Furthermore, as an employee-owned company, each of us at Wolgast prides ourselves on our work and knows a happy customer is a repeat customer.  A company that makes an effort each and every time to provide great customer service shouldn’t have to be concerned about losing customers to poor reviews, especially when they maintain quality in their products and services.  Even when working with a hard to please client, if you fully apply your customer service strategy, then you know you’ve done everything you could.

Personally, I would always choose to do business with companies that have GREAT customer service over another.  People tend to go where they’re comfortable and treated well.

Wolgast Restoration and Wolgast Corporation can give you the best customer service.  Not only do we have well trained personnel, outstanding quality of service and a great safety record, we care!

Topics: customer service, employee-owned, wolgast

Does Proper Attic Ventilation Prevent Ice Dams?

Posted by Rich Droste on Wed, Jan 23, 2013 @ 04:51 PM

Every once in a while in Michigan, we are known to get low slope roof ice dam resized 600some snow.  With our varying weather and temperatures, we are at a high risk of getting ice dams.  Below are some reasons and solutions to stop Ice Dams before they start.


1) Warm air rising to the peak of the attic.

2) Cold air at the lower part of the roof (warm air rises), especially just above the eave where the temperature is about the same as outdoor air.

3) Heavy snow coverage of the roof.  This acts as a layer of insulation, preventing heat loss, therefore it makes it warmer in the attic.

When all 3 of these conditions happen, ice dams can form quickly.  The heat at the peak of the roof causes the snow to melt and flow to the eave.  Since it is freezing at the eave, this melted water refreezes and allows the water to backup and cause ice dams.  The damage includes gutter, fascia, landscaping and water infiltration under the shingles.  Insulation can become wet, both exterior and interior wall cavities, drywall/paint damage and mold or mildew can form.  Some extreme cases can cause ceilings to collapse.


Yes it does, especially in Michigan’s climate with snow and frigid temperatures.  But, it is also needed in the summer months to keep the attic cool.

There are two main purposes of attic ventilation; to protect against damage to your structure and to reduce energy usage.

A well ventilated attic during the warmer months helps cool the attic down.  During the winter it helps to reduce moisture to keep attics dry – which prevents ice dams and mold.

On a hot summer day, the sun hits the roof, travels through the sheathing and heats up the attic space.  This heat radiates to the attic floor and into the adjacent living areas raising the temperature.  The attic floor can have temperatures as high as 140 degrees (with only 90 degrees outside).  Not only does this cost you money in trying to cool the space, but will cause damage to the roof shingles in early deterioration down the road.  This can lead to water leaks and expensive roof repair and/or replacement.

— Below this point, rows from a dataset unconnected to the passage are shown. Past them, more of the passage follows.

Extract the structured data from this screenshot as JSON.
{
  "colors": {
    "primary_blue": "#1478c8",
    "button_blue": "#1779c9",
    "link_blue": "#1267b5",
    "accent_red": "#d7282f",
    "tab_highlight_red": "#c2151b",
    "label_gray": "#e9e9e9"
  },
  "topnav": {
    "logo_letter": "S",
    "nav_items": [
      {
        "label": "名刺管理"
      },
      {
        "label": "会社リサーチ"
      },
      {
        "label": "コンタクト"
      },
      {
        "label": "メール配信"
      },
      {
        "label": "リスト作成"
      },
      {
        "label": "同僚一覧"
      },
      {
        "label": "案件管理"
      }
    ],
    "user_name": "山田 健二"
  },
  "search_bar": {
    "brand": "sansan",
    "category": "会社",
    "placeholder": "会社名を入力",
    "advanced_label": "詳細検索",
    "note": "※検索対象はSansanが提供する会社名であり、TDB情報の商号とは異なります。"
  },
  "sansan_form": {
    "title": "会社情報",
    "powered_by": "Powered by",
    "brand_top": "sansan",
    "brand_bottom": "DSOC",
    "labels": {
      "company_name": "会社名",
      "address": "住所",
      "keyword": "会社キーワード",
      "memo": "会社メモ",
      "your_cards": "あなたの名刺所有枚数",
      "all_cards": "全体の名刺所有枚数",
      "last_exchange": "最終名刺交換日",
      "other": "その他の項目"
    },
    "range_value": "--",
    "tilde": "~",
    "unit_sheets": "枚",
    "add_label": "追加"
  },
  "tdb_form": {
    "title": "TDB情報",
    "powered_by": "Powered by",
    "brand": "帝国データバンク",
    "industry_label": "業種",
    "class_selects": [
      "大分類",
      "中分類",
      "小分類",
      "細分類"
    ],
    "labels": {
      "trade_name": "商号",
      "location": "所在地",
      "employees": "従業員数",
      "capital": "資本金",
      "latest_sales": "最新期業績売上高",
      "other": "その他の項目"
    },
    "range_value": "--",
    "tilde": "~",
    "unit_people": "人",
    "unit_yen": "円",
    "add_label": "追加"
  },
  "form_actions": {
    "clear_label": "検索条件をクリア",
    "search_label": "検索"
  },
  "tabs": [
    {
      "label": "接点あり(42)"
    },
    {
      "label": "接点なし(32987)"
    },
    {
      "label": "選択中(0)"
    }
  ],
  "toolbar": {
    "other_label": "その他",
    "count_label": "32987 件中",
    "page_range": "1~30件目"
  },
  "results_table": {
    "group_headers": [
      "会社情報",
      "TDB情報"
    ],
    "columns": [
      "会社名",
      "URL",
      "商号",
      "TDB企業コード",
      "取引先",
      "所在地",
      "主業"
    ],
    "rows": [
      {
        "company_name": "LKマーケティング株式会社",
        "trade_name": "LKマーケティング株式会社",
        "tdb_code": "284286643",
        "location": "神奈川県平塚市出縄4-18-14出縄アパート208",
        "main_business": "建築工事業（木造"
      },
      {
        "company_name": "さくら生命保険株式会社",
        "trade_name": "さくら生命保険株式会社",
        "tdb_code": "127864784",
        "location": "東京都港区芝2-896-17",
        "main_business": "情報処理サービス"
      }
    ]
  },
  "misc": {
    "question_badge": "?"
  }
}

In the winter, the warm air from the living areas transfers into the attic and if it isn’t released by ventilation, it can cause problems.  This moist air hits cooler rafters, trusses and roof sheathing causing condensation in the form of frost or droplets falling on the materials, which in turn can cause mold and rotted structures.


1) Install proper attic ventilation.  The most efficient and effective systems use ridge vents and an evenly distributed layout of intake vents.

2) Install proper attic insulation.  It prevents heat loss from the living areas and diminishes the energy impact of having cold air flow through the attic.

3) If possible use waterproofing shingle underlayment (WSU) (snow & ice shield) at least 2’ above the interior wall line (would recommend 3’).  Valleys should be 3’ on each side of the valley center.


First and foremost, be safe.  Do not use an axe or ice pick as this can cause bodily injury and/or roof damage.  After a good snow fall, remove the snow off the roof with a roof rake.  Use a good rake that has wheels at the bottom of the rake to prevent roof damage. 

Our recommendation:  If it is not safe or is too hard to do, use a professional.

Topics: Water Damage, Mold, roof damage, Ice Dam